Sverre Henriksen1, William Helland-Hansen2, Scott Bullimore2,3, Kristian Helle2, and Britta Paasch1
1Statoil Research Center, Rotvoll, N-7005 Trondheim, Norway, E-mail: [email protected]
2University of Bergen, Department of Earth Science, Allegt. 41, N-5007, Bergen, Norway
3Statoil ASA, Sandslihaugen 30, N-5020 Bergen, Norway
A fall in relative sea level will generally result in a seaward shift in the locus of sedimentation. If relative sea level fall are sufficiently large, a high angle negative (descending) shelf edge trajectory will result. During this stage, the shelf and upper slope may be deeply incised and allow bypass of substantial amounts of sediments to the deep marine through submarine canyons. In this situation fluvial systems may reach the outer shelf and provide an efficient feeder system allowing periods of continuous flow to the deep marine.

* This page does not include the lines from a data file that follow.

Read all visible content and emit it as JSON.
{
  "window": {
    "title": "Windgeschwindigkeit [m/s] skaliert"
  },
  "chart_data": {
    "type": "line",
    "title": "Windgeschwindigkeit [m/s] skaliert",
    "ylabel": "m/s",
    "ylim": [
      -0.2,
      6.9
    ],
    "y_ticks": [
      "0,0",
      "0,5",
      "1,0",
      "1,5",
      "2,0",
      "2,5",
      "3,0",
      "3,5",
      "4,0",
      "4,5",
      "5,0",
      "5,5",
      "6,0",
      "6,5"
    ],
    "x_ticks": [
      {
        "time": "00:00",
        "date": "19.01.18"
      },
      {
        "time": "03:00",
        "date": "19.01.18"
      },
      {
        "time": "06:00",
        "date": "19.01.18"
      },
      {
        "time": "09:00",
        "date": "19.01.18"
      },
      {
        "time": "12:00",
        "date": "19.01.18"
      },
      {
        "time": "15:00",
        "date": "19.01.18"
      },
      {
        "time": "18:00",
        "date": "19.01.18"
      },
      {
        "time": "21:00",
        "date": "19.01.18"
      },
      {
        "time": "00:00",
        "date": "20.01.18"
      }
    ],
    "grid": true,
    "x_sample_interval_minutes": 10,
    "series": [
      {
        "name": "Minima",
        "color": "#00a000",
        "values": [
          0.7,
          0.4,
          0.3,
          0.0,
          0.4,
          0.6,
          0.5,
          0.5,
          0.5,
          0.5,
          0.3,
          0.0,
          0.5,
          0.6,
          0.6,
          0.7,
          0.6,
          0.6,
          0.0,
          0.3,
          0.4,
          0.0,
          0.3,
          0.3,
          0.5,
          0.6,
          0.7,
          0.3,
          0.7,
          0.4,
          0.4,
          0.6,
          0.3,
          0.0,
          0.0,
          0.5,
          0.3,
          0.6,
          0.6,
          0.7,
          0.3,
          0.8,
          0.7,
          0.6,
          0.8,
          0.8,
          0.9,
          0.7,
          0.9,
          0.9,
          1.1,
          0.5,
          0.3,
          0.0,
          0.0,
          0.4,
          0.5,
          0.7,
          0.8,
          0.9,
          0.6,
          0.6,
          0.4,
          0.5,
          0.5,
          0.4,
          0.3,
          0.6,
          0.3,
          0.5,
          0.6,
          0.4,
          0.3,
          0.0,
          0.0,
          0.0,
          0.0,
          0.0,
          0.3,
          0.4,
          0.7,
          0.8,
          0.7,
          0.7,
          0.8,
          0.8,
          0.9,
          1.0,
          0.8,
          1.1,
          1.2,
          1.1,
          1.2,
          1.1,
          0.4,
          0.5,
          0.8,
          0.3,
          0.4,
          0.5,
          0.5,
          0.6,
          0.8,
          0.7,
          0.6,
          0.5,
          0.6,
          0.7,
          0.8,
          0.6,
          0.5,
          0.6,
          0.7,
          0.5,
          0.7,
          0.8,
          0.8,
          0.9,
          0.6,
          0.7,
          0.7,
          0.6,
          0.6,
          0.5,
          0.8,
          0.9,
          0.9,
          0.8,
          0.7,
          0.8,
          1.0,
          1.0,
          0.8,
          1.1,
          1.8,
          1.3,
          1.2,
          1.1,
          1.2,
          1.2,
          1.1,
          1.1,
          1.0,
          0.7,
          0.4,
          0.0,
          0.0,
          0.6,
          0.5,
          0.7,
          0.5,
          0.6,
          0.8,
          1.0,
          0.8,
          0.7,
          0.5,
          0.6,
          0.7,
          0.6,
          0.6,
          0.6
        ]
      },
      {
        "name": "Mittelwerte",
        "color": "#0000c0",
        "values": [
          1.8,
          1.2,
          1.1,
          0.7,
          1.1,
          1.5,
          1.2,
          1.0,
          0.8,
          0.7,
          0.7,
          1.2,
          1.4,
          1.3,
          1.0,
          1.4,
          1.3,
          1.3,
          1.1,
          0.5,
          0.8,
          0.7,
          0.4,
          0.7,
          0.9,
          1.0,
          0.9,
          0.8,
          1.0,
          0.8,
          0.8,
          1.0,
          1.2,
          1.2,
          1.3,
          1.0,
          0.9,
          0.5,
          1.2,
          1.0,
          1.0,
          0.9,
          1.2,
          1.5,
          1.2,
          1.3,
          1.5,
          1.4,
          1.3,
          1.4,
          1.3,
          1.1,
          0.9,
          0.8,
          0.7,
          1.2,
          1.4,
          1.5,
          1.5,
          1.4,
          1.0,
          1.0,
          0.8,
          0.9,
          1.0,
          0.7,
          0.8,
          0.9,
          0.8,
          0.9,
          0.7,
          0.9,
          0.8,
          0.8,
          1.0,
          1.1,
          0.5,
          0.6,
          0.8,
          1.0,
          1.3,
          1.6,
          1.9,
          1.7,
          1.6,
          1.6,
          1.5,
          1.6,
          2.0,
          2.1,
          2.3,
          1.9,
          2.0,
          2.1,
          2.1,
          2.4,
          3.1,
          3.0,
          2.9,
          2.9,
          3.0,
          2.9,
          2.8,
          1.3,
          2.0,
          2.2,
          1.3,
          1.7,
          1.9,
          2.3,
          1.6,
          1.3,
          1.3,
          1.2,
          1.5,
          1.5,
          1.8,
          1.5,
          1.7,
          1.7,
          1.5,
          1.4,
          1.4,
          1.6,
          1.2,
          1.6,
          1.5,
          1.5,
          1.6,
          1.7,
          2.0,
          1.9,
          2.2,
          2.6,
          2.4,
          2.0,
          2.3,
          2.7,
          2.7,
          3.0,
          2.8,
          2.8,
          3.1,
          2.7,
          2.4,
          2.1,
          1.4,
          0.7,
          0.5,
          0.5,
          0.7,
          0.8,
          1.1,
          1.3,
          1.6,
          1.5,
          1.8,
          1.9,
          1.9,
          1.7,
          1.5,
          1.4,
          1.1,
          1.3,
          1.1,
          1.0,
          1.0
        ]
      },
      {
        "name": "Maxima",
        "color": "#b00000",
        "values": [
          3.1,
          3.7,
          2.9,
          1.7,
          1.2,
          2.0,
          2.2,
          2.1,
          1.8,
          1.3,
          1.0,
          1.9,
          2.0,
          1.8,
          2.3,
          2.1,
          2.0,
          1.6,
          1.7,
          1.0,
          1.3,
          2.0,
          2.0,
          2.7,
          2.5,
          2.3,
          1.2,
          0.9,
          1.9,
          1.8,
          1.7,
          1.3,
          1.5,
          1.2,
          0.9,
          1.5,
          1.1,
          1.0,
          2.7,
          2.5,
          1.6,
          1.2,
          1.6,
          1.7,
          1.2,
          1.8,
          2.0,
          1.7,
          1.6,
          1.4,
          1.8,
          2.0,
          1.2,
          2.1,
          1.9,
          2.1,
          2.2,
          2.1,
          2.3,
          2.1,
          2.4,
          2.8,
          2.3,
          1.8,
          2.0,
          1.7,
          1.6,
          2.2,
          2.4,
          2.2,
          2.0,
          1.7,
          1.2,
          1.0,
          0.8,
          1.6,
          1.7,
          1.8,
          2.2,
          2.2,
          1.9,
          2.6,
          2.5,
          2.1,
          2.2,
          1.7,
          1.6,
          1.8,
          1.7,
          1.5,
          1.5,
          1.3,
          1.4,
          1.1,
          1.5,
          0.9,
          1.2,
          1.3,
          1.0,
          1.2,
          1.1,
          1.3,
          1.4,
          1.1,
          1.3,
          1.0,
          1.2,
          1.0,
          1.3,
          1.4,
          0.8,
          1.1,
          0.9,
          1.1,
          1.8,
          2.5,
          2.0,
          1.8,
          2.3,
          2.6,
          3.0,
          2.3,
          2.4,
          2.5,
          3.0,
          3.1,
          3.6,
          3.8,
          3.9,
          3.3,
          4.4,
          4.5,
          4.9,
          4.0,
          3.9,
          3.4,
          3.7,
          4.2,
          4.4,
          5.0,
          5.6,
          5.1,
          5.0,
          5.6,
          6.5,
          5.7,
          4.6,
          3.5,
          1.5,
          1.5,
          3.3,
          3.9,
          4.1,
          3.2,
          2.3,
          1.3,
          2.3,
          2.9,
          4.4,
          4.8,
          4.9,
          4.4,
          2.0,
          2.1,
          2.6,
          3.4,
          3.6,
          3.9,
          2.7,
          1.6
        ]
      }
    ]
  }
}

This is reflected in the 3D seismic geo-morphology with development of high sinuosity turbidite channels.
Highstand in relative sea level will generally result in stacking of shallow marine and fluvial sediments on the continental shelf. If sedimentation rates are sufficiently high, the shelf edge will build vertical and basinward, giving a positive (ascending) shelf edge trajectory. During this stage there will generally be little transport of sediments to the deep marine. However, as exemplified by this study, there are a number of cases where the sedimentation rates totally outpace the accommodation room created by the highstand situation. In such cases the shelf edge may be over steepened and eventually collapse. This will result in dislocation of sediments to the deep marine. But the lack of an efficient feeder system will at the shelf edge will generally give smaller deep marine fans than those produced during lowstand of sea level. These fans appear to be built up by more event based turbidites, without the massive channelization seen in the canyon fed systems.
Finally, if a long-lived, large canyon incises the shelf and link up to an efficient feeder system, transport of sediment to the deep marine may prevail during both lowstand and highstand. In this case there is a good possibility for events of continuous flow for long periods of time and over several cycles of relative sea level change.
AAPG Search and Discovery Article #90079©2008 AAPG Hedberg Conference, Ushuaia-Patagonia, Argentina